* Raw data *
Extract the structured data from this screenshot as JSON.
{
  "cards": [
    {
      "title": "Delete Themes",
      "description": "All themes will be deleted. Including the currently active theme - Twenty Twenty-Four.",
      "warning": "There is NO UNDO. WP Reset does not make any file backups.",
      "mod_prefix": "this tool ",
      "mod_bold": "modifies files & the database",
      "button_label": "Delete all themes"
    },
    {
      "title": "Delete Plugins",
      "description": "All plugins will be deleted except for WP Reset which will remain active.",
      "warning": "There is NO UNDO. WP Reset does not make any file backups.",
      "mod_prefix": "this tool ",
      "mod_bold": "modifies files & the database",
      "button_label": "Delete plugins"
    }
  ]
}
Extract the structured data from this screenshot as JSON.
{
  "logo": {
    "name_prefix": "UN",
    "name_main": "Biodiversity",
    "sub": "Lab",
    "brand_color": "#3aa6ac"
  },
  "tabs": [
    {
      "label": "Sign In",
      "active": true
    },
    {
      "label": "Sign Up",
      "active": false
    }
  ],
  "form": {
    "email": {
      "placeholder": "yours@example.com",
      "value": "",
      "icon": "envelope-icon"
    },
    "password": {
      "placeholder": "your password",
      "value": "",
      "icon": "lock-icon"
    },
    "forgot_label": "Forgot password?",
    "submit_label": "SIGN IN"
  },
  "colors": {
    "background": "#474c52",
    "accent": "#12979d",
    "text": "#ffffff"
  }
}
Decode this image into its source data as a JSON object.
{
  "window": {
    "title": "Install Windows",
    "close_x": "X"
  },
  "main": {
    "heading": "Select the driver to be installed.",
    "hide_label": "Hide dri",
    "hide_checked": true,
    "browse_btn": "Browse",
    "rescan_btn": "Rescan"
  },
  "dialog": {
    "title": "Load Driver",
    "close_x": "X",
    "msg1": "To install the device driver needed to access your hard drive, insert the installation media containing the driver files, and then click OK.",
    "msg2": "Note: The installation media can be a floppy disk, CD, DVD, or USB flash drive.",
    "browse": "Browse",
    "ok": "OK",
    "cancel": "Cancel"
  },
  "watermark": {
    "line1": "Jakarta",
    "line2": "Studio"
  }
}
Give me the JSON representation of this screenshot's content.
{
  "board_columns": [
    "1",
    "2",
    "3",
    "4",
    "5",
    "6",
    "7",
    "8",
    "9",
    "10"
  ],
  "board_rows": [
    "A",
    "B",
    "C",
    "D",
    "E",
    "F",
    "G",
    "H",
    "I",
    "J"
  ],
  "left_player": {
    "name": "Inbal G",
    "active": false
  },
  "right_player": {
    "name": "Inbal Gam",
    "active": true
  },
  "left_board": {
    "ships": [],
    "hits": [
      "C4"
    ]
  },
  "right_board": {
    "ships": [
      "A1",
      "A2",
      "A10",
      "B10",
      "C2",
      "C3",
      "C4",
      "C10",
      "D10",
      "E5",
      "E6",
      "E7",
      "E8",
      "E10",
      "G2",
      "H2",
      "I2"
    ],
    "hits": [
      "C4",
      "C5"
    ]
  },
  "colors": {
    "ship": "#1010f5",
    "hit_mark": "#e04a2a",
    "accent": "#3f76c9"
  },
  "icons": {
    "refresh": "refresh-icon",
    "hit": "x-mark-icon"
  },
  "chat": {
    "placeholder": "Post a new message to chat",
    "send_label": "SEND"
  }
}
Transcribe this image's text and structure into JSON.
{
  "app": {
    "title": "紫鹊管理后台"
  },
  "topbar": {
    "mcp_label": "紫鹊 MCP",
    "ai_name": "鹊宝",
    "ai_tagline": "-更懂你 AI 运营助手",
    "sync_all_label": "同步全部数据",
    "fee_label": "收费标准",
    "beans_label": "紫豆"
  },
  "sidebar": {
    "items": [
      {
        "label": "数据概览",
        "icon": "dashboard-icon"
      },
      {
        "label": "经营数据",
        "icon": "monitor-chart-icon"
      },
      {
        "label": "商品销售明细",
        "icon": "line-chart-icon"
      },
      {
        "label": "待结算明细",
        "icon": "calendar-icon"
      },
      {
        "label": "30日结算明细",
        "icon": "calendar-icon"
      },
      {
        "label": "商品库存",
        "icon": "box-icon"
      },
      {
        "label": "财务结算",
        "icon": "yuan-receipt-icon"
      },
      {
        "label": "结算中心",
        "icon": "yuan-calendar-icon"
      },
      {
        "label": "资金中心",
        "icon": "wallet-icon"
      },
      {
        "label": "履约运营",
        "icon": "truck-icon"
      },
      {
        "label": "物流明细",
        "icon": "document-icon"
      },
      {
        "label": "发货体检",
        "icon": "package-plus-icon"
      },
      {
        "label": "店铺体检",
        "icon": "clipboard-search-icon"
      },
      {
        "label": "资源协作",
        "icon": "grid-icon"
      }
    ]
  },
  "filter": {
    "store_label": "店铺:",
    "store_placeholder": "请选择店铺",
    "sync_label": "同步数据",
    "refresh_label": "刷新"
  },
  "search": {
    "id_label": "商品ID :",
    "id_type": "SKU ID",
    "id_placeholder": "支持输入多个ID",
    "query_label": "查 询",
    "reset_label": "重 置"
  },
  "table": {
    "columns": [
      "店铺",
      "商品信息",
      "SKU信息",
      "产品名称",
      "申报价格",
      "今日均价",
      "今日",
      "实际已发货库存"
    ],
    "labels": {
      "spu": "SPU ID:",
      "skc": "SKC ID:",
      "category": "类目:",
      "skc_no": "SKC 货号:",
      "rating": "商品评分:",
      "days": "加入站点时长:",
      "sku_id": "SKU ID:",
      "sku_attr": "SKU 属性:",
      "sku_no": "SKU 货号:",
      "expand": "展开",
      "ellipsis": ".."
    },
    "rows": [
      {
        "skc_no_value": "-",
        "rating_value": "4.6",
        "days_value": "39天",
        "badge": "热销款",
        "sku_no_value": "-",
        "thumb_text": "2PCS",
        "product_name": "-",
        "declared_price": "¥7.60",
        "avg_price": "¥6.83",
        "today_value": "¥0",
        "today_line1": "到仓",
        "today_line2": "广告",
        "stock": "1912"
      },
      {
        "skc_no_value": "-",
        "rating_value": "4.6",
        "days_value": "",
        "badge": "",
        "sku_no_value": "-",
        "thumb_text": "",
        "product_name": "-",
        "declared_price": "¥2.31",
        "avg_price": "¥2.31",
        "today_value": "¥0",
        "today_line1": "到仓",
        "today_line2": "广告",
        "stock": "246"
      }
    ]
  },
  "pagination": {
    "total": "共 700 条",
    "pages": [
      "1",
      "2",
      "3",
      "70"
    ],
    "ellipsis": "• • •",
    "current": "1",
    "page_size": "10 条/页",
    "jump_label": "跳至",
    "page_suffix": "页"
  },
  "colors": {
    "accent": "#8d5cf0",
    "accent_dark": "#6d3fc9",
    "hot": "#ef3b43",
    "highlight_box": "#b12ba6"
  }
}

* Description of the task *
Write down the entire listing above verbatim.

* Response area *
Extract the structured data from this screenshot as JSON.
{
  "cards": [
    {
      "title": "Delete Themes",
      "description": "All themes will be deleted. Including the currently active theme - Twenty Twenty-Four.",
      "warning": "There is NO UNDO. WP Reset does not make any file backups.",
      "mod_prefix": "this tool ",
      "mod_bold": "modifies files & the database",
      "button_label": "Delete all themes"
    },
    {
      "title": "Delete Plugins",
      "description": "All plugins will be deleted except for WP Reset which will remain active.",
      "warning": "There is NO UNDO. WP Reset does not make any file backups.",
      "mod_prefix": "this tool ",
      "mod_bold": "modifies files & the database",
      "button_label": "Delete plugins"
    }
  ]
}
Extract the structured data from this screenshot as JSON.
{
  "logo": {
    "name_prefix": "UN",
    "name_main": "Biodiversity",
    "sub": "Lab",
    "brand_color": "#3aa6ac"
  },
  "tabs": [
    {
      "label": "Sign In",
      "active": true
    },
    {
      "label": "Sign Up",
      "active": false
    }
  ],
  "form": {
    "email": {
      "placeholder": "yours@example.com",
      "value": "",
      "icon": "envelope-icon"
    },
    "password": {
      "placeholder": "your password",
      "value": "",
      "icon": "lock-icon"
    },
    "forgot_label": "Forgot password?",
    "submit_label": "SIGN IN"
  },
  "colors": {
    "background": "#474c52",
    "accent": "#12979d",
    "text": "#ffffff"
  }
}
Decode this image into its source data as a JSON object.
{
  "window": {
    "title": "Install Windows",
    "close_x": "X"
  },
  "main": {
    "heading": "Select the driver to be installed.",
    "hide_label": "Hide dri",
    "hide_checked": true,
    "browse_btn": "Browse",
    "rescan_btn": "Rescan"
  },
  "dialog": {
    "title": "Load Driver",
    "close_x": "X",
    "msg1": "To install the device driver needed to access your hard drive, insert the installation media containing the driver files, and then click OK.",
    "msg2": "Note: The installation media can be a floppy disk, CD, DVD, or USB flash drive.",
    "browse": "Browse",
    "ok": "OK",
    "cancel": "Cancel"
  },
  "watermark": {
    "line1": "Jakarta",
    "line2": "Studio"
  }
}
Give me the JSON representation of this screenshot's content.
{
  "board_columns": [
    "1",
    "2",
    "3",
    "4",
    "5",
    "6",
    "7",
    "8",
    "9",
    "10"
  ],
  "board_rows": [
    "A",
    "B",
    "C",
    "D",
    "E",
    "F",
    "G",
    "H",
    "I",
    "J"
  ],
  "left_player": {
    "name": "Inbal G",
    "active": false
  },
  "right_player": {
    "name": "Inbal Gam",
    "active": true
  },
  "left_board": {
    "ships": [],
    "hits": [
      "C4"
    ]
  },
  "right_board": {
    "ships": [
      "A1",
      "A2",
      "A10",
      "B10",
      "C2",
      "C3",
      "C4",
      "C10",
      "D10",
      "E5",
      "E6",
      "E7",
      "E8",
      "E10",
      "G2",
      "H2",
      "I2"
    ],
    "hits": [
      "C4",
      "C5"
    ]
  },
  "colors": {
    "ship": "#1010f5",
    "hit_mark": "#e04a2a",
    "accent": "#3f76c9"
  },
  "icons": {
    "refresh": "refresh-icon",
    "hit": "x-mark-icon"
  },
  "chat": {
    "placeholder": "Post a new message to chat",
    "send_label": "SEND"
  }
}
Transcribe this image's text and structure into JSON.
{
  "app": {
    "title": "紫鹊管理后台"
  },
  "topbar": {
    "mcp_label": "紫鹊 MCP",
    "ai_name": "鹊宝",
    "ai_tagline": "-更懂你 AI 运营助手",
    "sync_all_label": "同步全部数据",
    "fee_label": "收费标准",
    "beans_label": "紫豆"
  },
  "sidebar": {
    "items": [
      {
        "label": "数据概览",
        "icon": "dashboard-icon"
      },
      {
        "label": "经营数据",
        "icon": "monitor-chart-icon"
      },
      {
        "label": "商品销售明细",
        "icon": "line-chart-icon"
      },
      {
        "label": "待结算明细",
        "icon": "calendar-icon"
      },
      {
        "label": "30日结算明细",
        "icon": "calendar-icon"
      },
      {
        "label": "商品库存",
        "icon": "box-icon"
      },
      {
        "label": "财务结算",
        "icon": "yuan-receipt-icon"
      },
      {
        "label": "结算中心",
        "icon": "yuan-calendar-icon"
      },
      {
        "label": "资金中心",
        "icon": "wallet-icon"
      },
      {
        "label": "履约运营",
        "icon": "truck-icon"
      },
      {
        "label": "物流明细",
        "icon": "document-icon"
      },
      {
        "label": "发货体检",
        "icon": "package-plus-icon"
      },
      {
        "label": "店铺体检",
        "icon": "clipboard-search-icon"
      },
      {
        "label": "资源协作",
        "icon": "grid-icon"
      }
    ]
  },
  "filter": {
    "store_label": "店铺:",
    "store_placeholder": "请选择店铺",
    "sync_label": "同步数据",
    "refresh_label": "刷新"
  },
  "search": {
    "id_label": "商品ID :",
    "id_type": "SKU ID",
    "id_placeholder": "支持输入多个ID",
    "query_label": "查 询",
    "reset_label": "重 置"
  },
  "table": {
    "columns": [
      "店铺",
      "商品信息",
      "SKU信息",
      "产品名称",
      "申报价格",
      "今日均价",
      "今日",
      "实际已发货库存"
    ],
    "labels": {
      "spu": "SPU ID:",
      "skc": "SKC ID:",
      "category": "类目:",
      "skc_no": "SKC 货号:",
      "rating": "商品评分:",
      "days": "加入站点时长:",
      "sku_id": "SKU ID:",
      "sku_attr": "SKU 属性:",
      "sku_no": "SKU 货号:",
      "expand": "展开",
      "ellipsis": ".."
    },
    "rows": [
      {
        "skc_no_value": "-",
        "rating_value": "4.6",
        "days_value": "39天",
        "badge": "热销款",
        "sku_no_value": "-",
        "thumb_text": "2PCS",
        "product_name": "-",
        "declared_price": "¥7.60",
        "avg_price": "¥6.83",
        "today_value": "¥0",
        "today_line1": "到仓",
        "today_line2": "广告",
        "stock": "1912"
      },
      {
        "skc_no_value": "-",
        "rating_value": "4.6",
        "days_value": "",
        "badge": "",
        "sku_no_value": "-",
        "thumb_text": "",
        "product_name": "-",
        "declared_price": "¥2.31",
        "avg_price": "¥2.31",
        "today_value": "¥0",
        "today_line1": "到仓",
        "today_line2": "广告",
        "stock": "246"
      }
    ]
  },
  "pagination": {
    "total": "共 700 条",
    "pages": [
      "1",
      "2",
      "3",
      "70"
    ],
    "ellipsis": "• • •",
    "current": "1",
    "page_size": "10 条/页",
    "jump_label": "跳至",
    "page_suffix": "页"
  },
  "colors": {
    "accent": "#8d5cf0",
    "accent_dark": "#6d3fc9",
    "hot": "#ef3b43",
    "highlight_box": "#b12ba6"
  }
}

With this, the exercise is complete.